Object no. M13645 - a bundle of mummified snakes, date uncertain (c. 600 BC - AD 200). Gift of Joseph Mayer, 1867.
It’s been a busy week in the run up to opening Animal Mummies Revealed, but somehow we managed to fit in X-raying seven animal mummies. These mummies have never been studied in this way before and for a long time I’ve been intrigued by what we would find beneath the surface. The X-rays revealed that three contained animal remains which matched their external appearance (cats); three appear to be empty; and one mummy assumed to be a cat since 1852 but we now know is actually a package of serpent mummies! It’s the last one which I found most thrilling - an assumption made 164 years was corrected within less than a minute. In the exhibition there are many examples of mummies with similar stories like this for people to see, including 3D prints of the bones inside. One of my favourites is a mummy kindly lent to us by Sunderland Museum and Winter Garden. It has the outer appearance of a jackal (like the gods Anubis or Wepwawet) but inside the mummy is made from human bones!

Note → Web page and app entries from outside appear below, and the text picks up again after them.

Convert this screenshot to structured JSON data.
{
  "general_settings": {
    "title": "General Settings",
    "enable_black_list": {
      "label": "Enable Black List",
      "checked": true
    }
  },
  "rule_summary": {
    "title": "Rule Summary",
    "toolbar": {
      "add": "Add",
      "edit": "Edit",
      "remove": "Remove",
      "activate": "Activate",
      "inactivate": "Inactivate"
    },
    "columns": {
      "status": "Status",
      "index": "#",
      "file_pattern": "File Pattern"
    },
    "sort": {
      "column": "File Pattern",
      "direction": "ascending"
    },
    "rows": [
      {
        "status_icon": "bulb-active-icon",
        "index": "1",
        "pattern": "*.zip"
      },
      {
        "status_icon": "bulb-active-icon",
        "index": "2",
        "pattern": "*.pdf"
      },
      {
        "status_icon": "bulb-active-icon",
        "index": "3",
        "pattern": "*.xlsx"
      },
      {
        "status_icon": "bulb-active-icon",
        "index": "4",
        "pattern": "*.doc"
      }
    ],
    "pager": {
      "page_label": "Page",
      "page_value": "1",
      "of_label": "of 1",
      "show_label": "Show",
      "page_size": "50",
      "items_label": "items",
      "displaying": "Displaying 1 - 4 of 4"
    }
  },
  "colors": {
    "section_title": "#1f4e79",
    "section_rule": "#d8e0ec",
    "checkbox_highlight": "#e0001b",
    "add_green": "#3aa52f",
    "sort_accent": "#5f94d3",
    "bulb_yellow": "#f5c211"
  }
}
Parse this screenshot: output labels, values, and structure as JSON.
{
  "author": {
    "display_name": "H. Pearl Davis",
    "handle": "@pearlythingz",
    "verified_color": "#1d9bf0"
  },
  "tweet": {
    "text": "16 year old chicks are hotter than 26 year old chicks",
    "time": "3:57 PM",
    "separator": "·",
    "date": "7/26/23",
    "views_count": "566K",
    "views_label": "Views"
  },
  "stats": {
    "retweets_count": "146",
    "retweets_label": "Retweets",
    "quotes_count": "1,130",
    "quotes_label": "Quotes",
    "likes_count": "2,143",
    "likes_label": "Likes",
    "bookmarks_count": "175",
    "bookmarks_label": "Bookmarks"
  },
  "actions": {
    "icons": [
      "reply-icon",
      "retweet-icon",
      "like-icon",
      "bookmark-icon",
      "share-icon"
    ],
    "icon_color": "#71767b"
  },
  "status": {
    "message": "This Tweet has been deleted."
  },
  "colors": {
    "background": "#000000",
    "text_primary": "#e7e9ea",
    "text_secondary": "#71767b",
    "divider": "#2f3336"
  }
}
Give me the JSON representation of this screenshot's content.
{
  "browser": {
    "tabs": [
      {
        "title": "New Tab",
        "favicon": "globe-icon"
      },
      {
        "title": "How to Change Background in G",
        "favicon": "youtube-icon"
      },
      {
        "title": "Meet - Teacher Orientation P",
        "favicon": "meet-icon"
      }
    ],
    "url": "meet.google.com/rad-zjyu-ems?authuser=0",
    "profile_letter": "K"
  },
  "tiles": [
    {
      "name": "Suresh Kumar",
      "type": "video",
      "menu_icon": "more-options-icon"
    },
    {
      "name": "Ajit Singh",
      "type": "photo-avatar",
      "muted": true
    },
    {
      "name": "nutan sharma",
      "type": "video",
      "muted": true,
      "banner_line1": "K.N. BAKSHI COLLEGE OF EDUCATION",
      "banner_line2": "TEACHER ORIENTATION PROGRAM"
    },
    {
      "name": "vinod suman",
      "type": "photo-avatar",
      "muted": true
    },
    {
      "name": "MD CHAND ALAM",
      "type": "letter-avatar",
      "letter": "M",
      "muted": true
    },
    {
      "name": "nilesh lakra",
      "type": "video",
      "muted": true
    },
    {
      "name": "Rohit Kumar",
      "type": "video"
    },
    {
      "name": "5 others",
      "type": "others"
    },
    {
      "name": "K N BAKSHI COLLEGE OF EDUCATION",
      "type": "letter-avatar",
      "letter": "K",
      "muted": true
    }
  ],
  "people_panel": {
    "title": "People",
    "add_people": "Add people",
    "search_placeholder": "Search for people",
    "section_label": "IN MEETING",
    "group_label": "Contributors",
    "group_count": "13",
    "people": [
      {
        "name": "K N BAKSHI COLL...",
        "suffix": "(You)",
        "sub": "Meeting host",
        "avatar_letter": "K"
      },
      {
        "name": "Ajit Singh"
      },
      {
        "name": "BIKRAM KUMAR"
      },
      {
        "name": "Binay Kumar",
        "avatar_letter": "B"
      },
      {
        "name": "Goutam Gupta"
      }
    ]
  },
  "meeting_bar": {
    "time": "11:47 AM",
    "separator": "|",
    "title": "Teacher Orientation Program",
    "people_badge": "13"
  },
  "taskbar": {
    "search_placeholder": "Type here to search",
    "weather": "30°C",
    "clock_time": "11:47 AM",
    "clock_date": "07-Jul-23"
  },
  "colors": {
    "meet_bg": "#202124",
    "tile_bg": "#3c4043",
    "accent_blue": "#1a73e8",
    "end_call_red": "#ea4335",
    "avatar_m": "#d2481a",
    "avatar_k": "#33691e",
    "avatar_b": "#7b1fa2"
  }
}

X-ray made of mummy bundle no. M13645 on 13 October 2016.
Technology now available to us in our conservation centre allows us to improve our understanding of objects that have been in our care for over a century. In Victorian times curators in Liverpool unwrapped mummies to reveal the contents. This destructive process was even performed before the public, when in 1903, Henry Ogg Forbes, unwrapped the mummy of Lady Ditamunpaseneb, before a crowded audience who were allowed to take away cuttings of the mummy bandages. Thankfully Henry and his colleagues didn’t unwrap everything and we still have a very large collection of mummified people and animals. But just like our Victorian predecessors we have to think of new ways of encouraging visitors to come inside and be informed about the work we do with the fabulous collections in our care. In times of harsh cuts to museum funding it’s important to stage exhibitions such as Animal Mummies Revealed that demonstrate the relevance of collections kept in museums across the county. We’ve borrowed objects from a whole range of large and small museums to tell a story that started with the first pharaohs at about 3000 BC and goes right up to today - finding out when a cat is not a cat but a bundle of snakes! Go behind the scenes of our animal mummies exhibition to find out more!